Problem statement:
A complete answer lists every line of the entries below where the string "title" appears.

Data records:
---

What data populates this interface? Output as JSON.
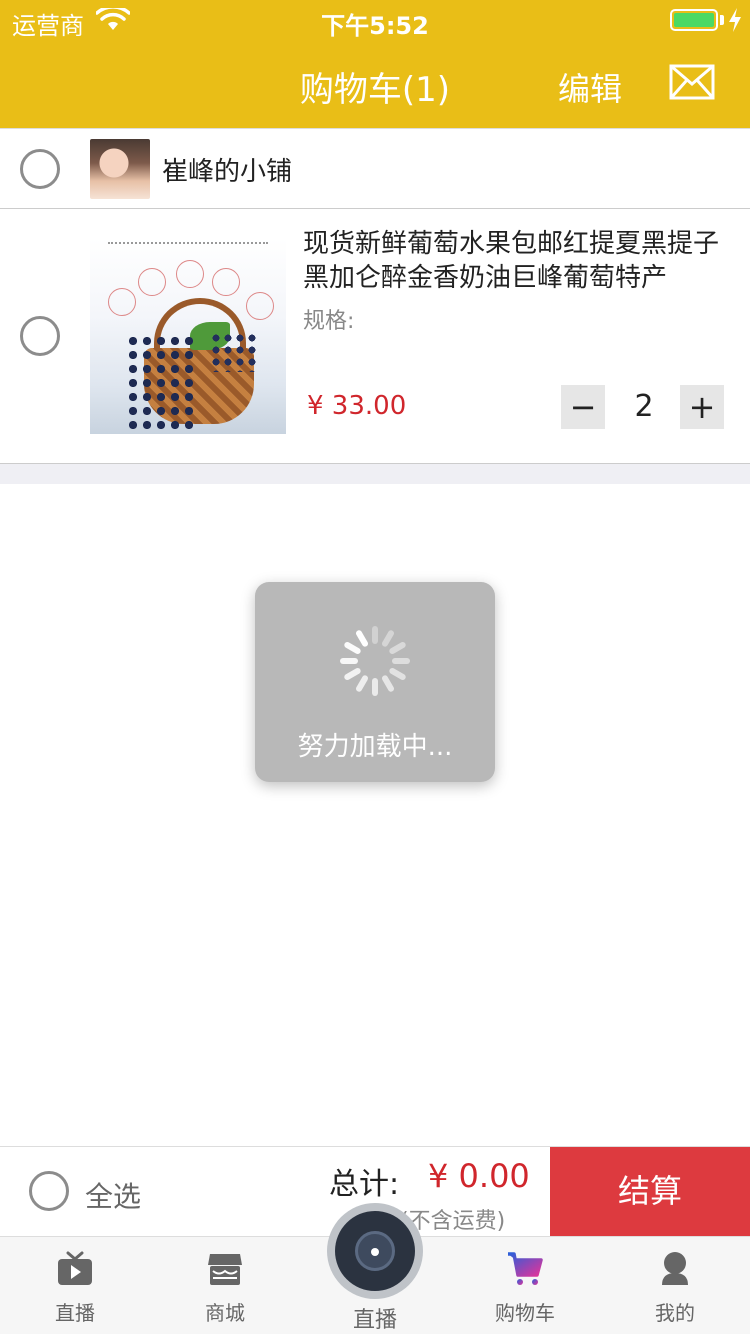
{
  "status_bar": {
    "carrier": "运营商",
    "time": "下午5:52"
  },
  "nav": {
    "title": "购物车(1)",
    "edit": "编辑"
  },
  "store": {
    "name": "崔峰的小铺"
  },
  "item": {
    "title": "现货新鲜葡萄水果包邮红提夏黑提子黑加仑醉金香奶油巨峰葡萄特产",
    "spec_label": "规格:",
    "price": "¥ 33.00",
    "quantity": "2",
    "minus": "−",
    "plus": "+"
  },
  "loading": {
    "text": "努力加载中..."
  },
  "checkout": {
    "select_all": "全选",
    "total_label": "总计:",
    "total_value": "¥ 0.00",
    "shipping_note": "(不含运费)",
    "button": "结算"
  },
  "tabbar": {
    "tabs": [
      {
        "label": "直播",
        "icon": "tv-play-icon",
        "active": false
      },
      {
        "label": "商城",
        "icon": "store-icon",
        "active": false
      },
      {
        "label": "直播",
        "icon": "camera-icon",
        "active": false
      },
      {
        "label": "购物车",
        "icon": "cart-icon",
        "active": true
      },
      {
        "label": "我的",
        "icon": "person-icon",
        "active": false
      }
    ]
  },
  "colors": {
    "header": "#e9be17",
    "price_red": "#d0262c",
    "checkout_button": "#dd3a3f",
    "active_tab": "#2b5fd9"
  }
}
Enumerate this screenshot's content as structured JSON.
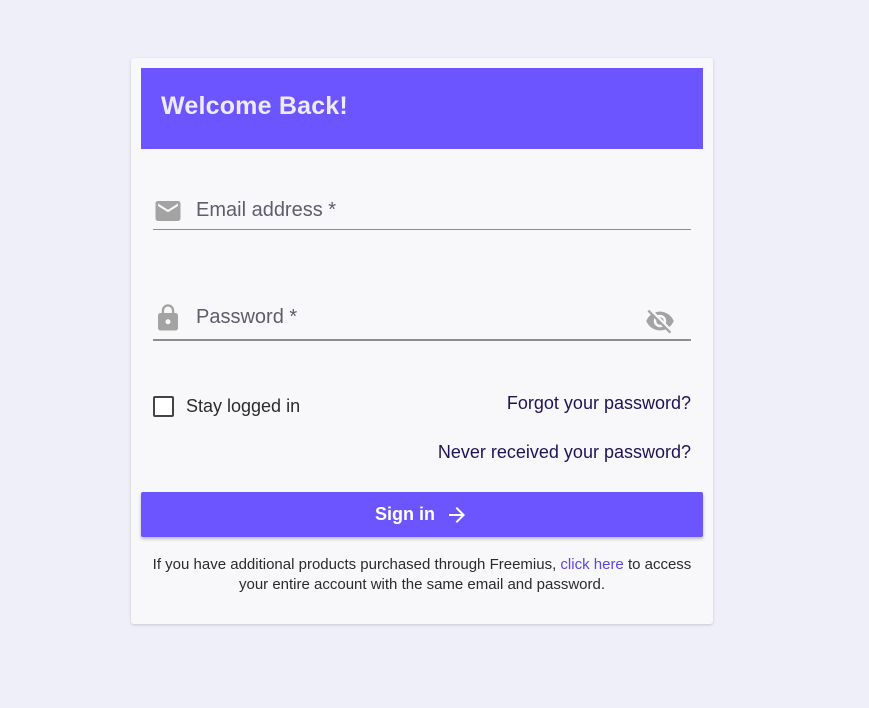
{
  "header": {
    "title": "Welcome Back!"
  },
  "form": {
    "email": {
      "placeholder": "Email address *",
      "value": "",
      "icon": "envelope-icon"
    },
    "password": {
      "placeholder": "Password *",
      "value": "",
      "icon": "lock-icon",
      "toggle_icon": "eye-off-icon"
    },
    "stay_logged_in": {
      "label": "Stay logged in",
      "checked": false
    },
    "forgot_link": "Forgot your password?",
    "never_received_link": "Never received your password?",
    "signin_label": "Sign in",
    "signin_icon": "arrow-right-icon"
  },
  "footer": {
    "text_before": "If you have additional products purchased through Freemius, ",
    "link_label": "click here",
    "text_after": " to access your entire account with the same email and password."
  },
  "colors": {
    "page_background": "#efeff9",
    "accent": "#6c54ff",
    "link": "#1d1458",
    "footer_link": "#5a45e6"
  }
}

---

Exercise result:
    "title": "购物车(1)",
    "title": "现货新鲜葡萄水果包邮红提夏黑提子黑加仑醉金香奶油巨峰葡萄特产",
    "title": "Welcome Back!"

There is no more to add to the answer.